Extracted data entries

▬▬▬▬▬▬

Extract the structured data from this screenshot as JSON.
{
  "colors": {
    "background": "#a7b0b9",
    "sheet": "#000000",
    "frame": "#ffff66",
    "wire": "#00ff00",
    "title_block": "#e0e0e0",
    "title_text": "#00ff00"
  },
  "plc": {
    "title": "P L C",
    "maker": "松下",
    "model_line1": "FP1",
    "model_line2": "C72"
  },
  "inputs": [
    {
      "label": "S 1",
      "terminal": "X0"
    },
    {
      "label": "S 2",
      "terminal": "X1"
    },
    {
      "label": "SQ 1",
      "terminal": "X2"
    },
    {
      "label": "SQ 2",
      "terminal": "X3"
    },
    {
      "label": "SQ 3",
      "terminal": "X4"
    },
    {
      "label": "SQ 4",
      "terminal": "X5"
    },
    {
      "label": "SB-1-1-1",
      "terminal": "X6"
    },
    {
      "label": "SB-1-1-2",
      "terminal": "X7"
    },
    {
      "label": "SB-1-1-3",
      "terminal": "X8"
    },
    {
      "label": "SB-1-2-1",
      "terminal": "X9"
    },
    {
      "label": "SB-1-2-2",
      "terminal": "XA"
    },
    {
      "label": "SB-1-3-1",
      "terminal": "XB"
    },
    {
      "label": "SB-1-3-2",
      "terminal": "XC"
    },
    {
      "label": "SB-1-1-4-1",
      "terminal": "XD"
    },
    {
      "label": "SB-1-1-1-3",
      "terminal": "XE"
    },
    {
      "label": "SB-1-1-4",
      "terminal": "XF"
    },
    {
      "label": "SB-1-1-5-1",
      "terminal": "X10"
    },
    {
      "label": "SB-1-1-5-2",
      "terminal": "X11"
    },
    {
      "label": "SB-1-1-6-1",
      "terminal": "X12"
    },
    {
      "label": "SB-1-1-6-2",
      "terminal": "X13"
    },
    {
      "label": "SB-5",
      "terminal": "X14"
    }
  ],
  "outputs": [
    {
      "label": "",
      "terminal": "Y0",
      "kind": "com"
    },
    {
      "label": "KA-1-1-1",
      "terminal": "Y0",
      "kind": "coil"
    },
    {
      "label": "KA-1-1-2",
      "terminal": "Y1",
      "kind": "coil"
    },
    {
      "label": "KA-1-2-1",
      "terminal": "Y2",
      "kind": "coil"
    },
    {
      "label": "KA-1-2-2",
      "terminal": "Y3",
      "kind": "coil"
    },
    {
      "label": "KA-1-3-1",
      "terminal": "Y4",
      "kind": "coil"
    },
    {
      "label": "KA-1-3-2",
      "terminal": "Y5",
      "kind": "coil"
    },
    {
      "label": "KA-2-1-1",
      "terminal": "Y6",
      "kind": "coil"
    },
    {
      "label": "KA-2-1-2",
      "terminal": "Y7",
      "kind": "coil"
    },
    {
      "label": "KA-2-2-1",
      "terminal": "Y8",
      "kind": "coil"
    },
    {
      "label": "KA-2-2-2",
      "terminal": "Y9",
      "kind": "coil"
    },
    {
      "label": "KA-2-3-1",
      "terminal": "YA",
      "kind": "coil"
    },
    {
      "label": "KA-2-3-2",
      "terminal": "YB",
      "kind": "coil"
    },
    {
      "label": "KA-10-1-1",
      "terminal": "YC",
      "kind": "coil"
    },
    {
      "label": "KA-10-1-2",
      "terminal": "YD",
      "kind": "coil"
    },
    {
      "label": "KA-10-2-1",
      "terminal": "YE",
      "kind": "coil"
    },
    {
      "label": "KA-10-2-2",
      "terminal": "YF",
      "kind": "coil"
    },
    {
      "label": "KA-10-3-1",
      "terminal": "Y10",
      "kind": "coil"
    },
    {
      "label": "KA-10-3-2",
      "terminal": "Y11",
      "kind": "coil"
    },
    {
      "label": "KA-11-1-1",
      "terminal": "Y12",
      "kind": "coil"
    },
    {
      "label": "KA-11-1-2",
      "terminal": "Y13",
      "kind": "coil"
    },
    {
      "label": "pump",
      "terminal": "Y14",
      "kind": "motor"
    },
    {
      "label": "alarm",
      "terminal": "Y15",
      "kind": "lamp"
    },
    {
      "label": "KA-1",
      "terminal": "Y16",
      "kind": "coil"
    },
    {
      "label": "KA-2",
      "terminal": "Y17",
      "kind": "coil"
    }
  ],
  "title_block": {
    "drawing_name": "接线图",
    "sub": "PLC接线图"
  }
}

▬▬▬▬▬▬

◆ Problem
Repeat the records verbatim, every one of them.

◆ Answer area
Extract the structured data from this screenshot as JSON.
{
  "colors": {
    "background": "#a7b0b9",
    "sheet": "#000000",
    "frame": "#ffff66",
    "wire": "#00ff00",
    "title_block": "#e0e0e0",
    "title_text": "#00ff00"
  },
  "plc": {
    "title": "P L C",
    "maker": "松下",
    "model_line1": "FP1",
    "model_line2": "C72"
  },
  "inputs": [
    {
      "label": "S 1",
      "terminal": "X0"
    },
    {
      "label": "S 2",
      "terminal": "X1"
    },
    {
      "label": "SQ 1",
      "terminal": "X2"
    },
    {
      "label": "SQ 2",
      "terminal": "X3"
    },
    {
      "label": "SQ 3",
      "terminal": "X4"
    },
    {
      "label": "SQ 4",
      "terminal": "X5"
    },
    {
      "label": "SB-1-1-1",
      "terminal": "X6"
    },
    {
      "label": "SB-1-1-2",
      "terminal": "X7"
    },
    {
      "label": "SB-1-1-3",
      "terminal": "X8"
    },
    {
      "label": "SB-1-2-1",
      "terminal": "X9"
    },
    {
      "label": "SB-1-2-2",
      "terminal": "XA"
    },
    {
      "label": "SB-1-3-1",
      "terminal": "XB"
    },
    {
      "label": "SB-1-3-2",
      "terminal": "XC"
    },
    {
      "label": "SB-1-1-4-1",
      "terminal": "XD"
    },
    {
      "label": "SB-1-1-1-3",
      "terminal": "XE"
    },
    {
      "label": "SB-1-1-4",
      "terminal": "XF"
    },
    {
      "label": "SB-1-1-5-1",
      "terminal": "X10"
    },
    {
      "label": "SB-1-1-5-2",
      "terminal": "X11"
    },
    {
      "label": "SB-1-1-6-1",
      "terminal": "X12"
    },
    {
      "label": "SB-1-1-6-2",
      "terminal": "X13"
    },
    {
      "label": "SB-5",
      "terminal": "X14"
    }
  ],
  "outputs": [
    {
      "label": "",
      "terminal": "Y0",
      "kind": "com"
    },
    {
      "label": "KA-1-1-1",
      "terminal": "Y0",
      "kind": "coil"
    },
    {
      "label": "KA-1-1-2",
      "terminal": "Y1",
      "kind": "coil"
    },
    {
      "label": "KA-1-2-1",
      "terminal": "Y2",
      "kind": "coil"
    },
    {
      "label": "KA-1-2-2",
      "terminal": "Y3",
      "kind": "coil"
    },
    {
      "label": "KA-1-3-1",
      "terminal": "Y4",
      "kind": "coil"
    },
    {
      "label": "KA-1-3-2",
      "terminal": "Y5",
      "kind": "coil"
    },
    {
      "label": "KA-2-1-1",
      "terminal": "Y6",
      "kind": "coil"
    },
    {
      "label": "KA-2-1-2",
      "terminal": "Y7",
      "kind": "coil"
    },
    {
      "label": "KA-2-2-1",
      "terminal": "Y8",
      "kind": "coil"
    },
    {
      "label": "KA-2-2-2",
      "terminal": "Y9",
      "kind": "coil"
    },
    {
      "label": "KA-2-3-1",
      "terminal": "YA",
      "kind": "coil"
    },
    {
      "label": "KA-2-3-2",
      "terminal": "YB",
      "kind": "coil"
    },
    {
      "label": "KA-10-1-1",
      "terminal": "YC",
      "kind": "coil"
    },
    {
      "label": "KA-10-1-2",
      "terminal": "YD",
      "kind": "coil"
    },
    {
      "label": "KA-10-2-1",
      "terminal": "YE",
      "kind": "coil"
    },
    {
      "label": "KA-10-2-2",
      "terminal": "YF",
      "kind": "coil"
    },
    {
      "label": "KA-10-3-1",
      "terminal": "Y10",
      "kind": "coil"
    },
    {
      "label": "KA-10-3-2",
      "terminal": "Y11",
      "kind": "coil"
    },
    {
      "label": "KA-11-1-1",
      "terminal": "Y12",
      "kind": "coil"
    },
    {
      "label": "KA-11-1-2",
      "terminal": "Y13",
      "kind": "coil"
    },
    {
      "label": "pump",
      "terminal": "Y14",
      "kind": "motor"
    },
    {
      "label": "alarm",
      "terminal": "Y15",
      "kind": "lamp"
    },
    {
      "label": "KA-1",
      "terminal": "Y16",
      "kind": "coil"
    },
    {
      "label": "KA-2",
      "terminal": "Y17",
      "kind": "coil"
    }
  ],
  "title_block": {
    "drawing_name": "接线图",
    "sub": "PLC接线图"
  }
}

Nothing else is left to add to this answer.